“Prince for Sale” sets up an interesting moral dilema: Vell may have been an enemy, but in his sorry state, David does not wish him any further harm. The enslaved man has clearly been through an ordeal in the two years since they met in battle. While the former prince is not unattractive, the idea of using someone for sex when they can’t say no is abhorrent to him. Yet, if Vell doesn’t service David, he will starve. David is constantly questioning and second-guessing himself about how far he can rightly go with Vell.

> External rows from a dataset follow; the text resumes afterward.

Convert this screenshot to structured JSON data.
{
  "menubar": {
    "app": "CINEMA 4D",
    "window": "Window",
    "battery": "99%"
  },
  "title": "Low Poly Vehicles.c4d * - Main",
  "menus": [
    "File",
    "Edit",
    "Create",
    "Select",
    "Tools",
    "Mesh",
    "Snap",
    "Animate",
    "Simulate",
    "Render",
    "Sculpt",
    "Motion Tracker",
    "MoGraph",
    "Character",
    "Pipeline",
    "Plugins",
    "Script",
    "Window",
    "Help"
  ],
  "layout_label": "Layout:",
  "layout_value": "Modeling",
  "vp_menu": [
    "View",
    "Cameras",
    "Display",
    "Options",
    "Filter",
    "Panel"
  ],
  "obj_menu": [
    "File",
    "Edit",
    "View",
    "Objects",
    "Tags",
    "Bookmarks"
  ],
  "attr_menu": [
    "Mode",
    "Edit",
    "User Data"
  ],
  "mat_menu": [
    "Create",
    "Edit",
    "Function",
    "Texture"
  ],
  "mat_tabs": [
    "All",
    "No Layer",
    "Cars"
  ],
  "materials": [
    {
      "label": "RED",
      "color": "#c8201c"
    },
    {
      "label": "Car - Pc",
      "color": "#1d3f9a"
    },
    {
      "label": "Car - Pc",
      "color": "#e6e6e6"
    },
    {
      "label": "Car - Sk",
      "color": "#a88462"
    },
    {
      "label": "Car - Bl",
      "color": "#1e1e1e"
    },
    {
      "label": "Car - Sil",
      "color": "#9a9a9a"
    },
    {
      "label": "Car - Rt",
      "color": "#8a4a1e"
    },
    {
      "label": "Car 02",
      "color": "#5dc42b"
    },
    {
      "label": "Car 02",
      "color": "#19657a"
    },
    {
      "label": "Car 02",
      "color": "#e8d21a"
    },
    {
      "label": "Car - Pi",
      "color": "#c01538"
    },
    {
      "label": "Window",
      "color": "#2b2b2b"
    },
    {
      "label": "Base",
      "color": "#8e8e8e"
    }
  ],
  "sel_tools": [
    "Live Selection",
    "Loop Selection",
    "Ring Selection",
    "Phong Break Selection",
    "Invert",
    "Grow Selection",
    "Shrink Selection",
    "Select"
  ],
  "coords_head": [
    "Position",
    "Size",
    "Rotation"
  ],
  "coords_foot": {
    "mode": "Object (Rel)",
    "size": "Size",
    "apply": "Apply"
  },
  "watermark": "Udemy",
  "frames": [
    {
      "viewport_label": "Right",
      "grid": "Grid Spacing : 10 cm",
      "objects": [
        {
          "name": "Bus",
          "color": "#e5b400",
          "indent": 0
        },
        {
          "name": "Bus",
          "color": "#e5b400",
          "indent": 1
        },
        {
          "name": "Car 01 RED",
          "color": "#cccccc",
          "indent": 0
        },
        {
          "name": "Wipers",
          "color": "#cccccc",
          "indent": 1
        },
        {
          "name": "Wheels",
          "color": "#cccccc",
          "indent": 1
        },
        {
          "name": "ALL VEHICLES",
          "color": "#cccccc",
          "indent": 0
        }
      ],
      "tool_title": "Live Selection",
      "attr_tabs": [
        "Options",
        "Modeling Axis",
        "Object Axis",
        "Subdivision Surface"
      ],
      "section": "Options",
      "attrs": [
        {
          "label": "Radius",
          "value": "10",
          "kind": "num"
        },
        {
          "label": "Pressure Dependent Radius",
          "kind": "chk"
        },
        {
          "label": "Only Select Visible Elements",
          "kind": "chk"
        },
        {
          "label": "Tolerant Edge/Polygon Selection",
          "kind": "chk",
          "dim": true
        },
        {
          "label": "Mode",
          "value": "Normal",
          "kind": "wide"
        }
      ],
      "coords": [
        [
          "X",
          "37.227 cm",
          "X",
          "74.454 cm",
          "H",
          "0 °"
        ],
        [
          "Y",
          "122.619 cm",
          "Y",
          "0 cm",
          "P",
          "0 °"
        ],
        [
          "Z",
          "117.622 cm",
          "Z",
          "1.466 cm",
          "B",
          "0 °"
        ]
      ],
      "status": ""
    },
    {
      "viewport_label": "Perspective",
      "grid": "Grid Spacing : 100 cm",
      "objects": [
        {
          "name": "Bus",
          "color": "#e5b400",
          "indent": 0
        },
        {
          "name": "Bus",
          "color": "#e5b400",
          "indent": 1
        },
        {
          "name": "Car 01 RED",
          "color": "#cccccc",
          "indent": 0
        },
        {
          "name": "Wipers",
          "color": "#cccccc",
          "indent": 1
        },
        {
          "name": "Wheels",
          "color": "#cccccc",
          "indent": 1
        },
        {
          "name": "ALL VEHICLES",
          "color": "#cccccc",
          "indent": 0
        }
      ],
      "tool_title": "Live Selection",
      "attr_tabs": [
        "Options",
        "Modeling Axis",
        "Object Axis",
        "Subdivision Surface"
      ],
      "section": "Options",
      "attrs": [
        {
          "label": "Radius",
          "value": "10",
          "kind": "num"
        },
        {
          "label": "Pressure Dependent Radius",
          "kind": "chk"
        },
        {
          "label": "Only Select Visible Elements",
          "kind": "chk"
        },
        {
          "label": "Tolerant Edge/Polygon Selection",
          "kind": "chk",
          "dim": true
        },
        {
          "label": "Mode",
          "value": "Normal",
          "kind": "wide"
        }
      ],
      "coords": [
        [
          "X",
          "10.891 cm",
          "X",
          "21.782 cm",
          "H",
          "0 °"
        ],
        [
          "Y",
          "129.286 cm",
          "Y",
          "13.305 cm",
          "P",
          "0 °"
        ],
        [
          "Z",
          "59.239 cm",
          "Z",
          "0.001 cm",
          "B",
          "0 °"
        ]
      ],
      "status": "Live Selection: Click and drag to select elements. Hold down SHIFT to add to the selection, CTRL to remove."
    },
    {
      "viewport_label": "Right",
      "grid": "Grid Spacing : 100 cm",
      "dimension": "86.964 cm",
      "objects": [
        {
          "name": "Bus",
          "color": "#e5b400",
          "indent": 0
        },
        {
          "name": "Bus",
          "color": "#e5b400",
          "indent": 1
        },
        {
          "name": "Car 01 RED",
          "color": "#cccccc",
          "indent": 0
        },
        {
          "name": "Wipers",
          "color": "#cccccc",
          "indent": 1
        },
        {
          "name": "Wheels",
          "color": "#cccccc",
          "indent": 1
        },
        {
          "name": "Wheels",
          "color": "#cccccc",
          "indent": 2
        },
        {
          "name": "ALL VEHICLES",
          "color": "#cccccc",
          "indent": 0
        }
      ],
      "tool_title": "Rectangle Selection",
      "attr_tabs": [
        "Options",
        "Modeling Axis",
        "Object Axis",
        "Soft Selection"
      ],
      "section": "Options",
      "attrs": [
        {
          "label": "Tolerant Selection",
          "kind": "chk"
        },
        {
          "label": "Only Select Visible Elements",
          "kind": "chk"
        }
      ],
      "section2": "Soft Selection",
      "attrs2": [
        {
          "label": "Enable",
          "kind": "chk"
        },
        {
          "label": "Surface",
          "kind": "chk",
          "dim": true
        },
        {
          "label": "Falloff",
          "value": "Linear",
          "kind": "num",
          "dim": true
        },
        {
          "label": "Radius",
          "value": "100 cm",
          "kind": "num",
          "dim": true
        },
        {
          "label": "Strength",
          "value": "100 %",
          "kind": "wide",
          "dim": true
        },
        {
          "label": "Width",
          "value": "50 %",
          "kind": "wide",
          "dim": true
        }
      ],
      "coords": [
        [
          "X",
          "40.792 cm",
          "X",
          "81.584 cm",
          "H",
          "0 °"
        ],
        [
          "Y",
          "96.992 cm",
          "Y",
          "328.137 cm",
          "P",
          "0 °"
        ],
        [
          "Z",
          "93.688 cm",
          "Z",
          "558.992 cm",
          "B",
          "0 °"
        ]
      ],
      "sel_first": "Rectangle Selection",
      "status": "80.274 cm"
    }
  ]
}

I had some trepidation when starting this book, given the warnings about non-consensual sex contained in the blurb. Such stories can easily cross a line from sexy to sketchy, and you won’t know if that will happen until you read them, since individual reactions will vary. Happily, the situation is handled quite well. David’s reactions seem quite natural and well-played. While the topic may seem quite heavy, there actually some humorous, even hilarious, scenes to lighten the mood.
Vell is a bit more of a mystery. Even though we have chapters from his point of view, he still guards his true feelings. We definitely get a good idea of what the slave collar does to him, which goes to making him a more sympathetic character. Like David, Vell is as interesting a character to try and put yourself in their position and think of what you would do.
Although this is the first in a series of books now spanning four volumes, it stands quite well on its own. The main story line wraps up as completely as you might hope for, although there are a few questions about Vell that aren’t answered. These perhaps will be addressed in the follow-on books.
“Prince for Sale” is available from Amazon.